This budget-priced, four-disc set from the Real Gone Music label arrives stocked with eight complete, remastered albums (two on each disc) from the legendary guitarist and producer, including Chet Atkins' Gallopin' Guitar (1952), Stringin' Along With Chet Atkins (1953), Session With Chet Atkins (1954), In Three Dimensions (1955), The Finger Style Guitar (1956), Hi Fi In Focus (1957), At Home (1957), and In Hollywood (1957).
From the ashes of 2010 rises Saturnian, a new breed of Extreme Symphonic Metal. Saturnian are a 6 piece from the United Kingdom, proud of a country rich in metal history, and ready to usher in a new age charged with its pedigree. Saturnian was formed around one main principle – to create epic and majestic metal songs to enchant fans of all metal genres; delivered in a grand and dramatic style that could soundtrack a blockbuster movie or theatrical performance. Expect razor sharp riffing, fist pounding rhythms, and a symphonic backbone worthy of the armies of Hell, or the far reaches of the universe….
Scar Symmetry has blown me away yet again, Dark Matter Dimensions is quite simply a superb metal album, and could easily end up being my choice for album of the year.
The Italian guitarist and bandleader Nicola Conte has recorded his first album for the legendary, recently re-established MPS records. Conte has brought with him his cosmic-cosmopolitan ensemble of stars which includes trumpeter Theo Croker, saxophonists Logan Richardson and Magnus Lindgren, and singer Zara McFarlane. For the most part recorded in Bari, Italy and Johannesburg, South Africa, it is a sensitive work of art that crosses the border between soul and spiritual Afro-jazz.Nicola Conte has cast his vision of cosmic jazz into a seamless tonal design – without restricting his players' freedom, leaving them open to the influences of the diverse cultures. "Everyone should be able to express themselves freely," Conte says; "this album is much more open than my last one. Everything was recorded live and with a minimum of overdubs."

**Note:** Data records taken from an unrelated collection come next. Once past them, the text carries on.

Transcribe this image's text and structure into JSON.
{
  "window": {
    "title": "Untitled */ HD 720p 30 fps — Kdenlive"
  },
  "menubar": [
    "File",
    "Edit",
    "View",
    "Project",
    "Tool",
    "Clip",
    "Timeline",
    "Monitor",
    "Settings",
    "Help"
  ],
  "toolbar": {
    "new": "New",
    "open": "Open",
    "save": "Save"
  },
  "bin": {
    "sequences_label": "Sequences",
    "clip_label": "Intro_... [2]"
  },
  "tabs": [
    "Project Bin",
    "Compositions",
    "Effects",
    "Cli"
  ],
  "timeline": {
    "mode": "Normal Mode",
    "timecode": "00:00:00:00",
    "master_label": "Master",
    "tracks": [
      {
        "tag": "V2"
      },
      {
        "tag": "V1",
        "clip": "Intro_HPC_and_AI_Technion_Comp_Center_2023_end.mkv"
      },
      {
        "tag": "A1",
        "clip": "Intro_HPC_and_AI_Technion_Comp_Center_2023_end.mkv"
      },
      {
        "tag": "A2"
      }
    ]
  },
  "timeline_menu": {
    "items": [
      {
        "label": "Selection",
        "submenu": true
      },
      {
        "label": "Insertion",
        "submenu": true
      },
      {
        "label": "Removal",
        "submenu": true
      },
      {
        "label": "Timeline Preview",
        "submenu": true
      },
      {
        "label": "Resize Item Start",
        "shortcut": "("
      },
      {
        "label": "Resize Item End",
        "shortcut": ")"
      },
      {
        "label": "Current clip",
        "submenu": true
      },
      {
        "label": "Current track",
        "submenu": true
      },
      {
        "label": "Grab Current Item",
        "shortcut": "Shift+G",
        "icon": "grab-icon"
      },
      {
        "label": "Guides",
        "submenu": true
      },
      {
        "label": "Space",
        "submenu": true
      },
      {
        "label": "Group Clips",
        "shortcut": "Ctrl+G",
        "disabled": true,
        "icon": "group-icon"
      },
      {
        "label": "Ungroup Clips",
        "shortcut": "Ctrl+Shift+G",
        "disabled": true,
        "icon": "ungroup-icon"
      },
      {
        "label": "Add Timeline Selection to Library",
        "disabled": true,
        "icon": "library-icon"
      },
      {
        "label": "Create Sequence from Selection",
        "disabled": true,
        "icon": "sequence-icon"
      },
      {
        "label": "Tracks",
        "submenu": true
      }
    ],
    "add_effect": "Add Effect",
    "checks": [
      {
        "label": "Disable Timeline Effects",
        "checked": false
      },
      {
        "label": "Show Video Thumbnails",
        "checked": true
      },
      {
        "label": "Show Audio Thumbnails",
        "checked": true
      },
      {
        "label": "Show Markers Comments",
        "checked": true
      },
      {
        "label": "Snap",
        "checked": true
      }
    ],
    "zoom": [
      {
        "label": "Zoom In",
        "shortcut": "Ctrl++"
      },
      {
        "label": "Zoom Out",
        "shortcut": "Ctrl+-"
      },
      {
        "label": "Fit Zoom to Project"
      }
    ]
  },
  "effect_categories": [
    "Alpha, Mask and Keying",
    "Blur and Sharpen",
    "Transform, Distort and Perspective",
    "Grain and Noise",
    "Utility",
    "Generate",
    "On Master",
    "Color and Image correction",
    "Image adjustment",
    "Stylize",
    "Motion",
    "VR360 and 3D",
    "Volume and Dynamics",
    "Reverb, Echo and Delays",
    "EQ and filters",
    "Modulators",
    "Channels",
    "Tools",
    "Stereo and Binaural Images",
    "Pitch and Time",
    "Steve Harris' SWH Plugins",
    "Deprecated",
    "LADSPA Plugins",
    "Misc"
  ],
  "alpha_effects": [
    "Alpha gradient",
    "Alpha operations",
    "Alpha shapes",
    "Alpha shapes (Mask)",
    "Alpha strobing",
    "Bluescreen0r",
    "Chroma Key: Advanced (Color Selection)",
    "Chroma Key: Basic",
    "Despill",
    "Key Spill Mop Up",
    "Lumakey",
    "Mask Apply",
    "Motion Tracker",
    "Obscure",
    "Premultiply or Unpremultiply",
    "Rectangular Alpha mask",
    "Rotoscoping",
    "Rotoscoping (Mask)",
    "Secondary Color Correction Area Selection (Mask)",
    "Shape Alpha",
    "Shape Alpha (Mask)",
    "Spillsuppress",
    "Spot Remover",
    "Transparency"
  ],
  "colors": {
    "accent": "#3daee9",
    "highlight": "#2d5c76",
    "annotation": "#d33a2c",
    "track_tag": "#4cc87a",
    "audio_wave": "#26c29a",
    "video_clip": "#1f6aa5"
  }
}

While Sven Helbig's Pocket Symphonies is presented by Deutsche Grammophon as a collection of lavishly produced songs in symphonic guise, the style has more in common with adult contemporary or easy listening categories than with classical music. Despite the appearance of Kristjan Järvi, the MDR Leipzig Radio Symphony, and the Fauré Quartet, who bring ample talent and commitment to the proceedings, the album actually consists of lush and occasionally lively instrumentals that no one would mistake for western symphonic music, except for the use of an orchestra.